Dataset rows for apps and sites

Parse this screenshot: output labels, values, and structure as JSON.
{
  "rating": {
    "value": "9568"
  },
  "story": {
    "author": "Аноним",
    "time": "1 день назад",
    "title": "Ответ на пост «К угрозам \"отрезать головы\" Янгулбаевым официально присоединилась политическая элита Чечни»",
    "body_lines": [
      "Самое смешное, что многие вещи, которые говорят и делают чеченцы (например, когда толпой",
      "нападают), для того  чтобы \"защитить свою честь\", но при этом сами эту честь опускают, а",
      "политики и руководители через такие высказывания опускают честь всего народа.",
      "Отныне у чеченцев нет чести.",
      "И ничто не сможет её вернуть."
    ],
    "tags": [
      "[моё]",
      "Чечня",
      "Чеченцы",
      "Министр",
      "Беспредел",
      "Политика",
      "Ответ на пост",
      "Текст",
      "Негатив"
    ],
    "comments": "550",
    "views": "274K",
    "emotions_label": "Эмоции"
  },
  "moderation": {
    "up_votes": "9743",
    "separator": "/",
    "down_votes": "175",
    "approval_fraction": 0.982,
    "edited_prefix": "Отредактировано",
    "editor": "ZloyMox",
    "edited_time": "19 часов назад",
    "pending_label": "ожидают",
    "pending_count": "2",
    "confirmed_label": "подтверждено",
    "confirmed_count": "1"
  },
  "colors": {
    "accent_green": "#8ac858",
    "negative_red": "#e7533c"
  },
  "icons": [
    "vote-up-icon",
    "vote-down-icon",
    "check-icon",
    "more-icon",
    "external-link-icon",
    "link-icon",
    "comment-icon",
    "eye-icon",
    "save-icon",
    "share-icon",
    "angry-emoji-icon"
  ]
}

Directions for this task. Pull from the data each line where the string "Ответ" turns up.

Exercise result.
    "title": "Ответ на пост «К угрозам \"отрезать головы\" Янгулбаевым официально присоединилась политическая элита Чечни»",
      "Ответ на пост",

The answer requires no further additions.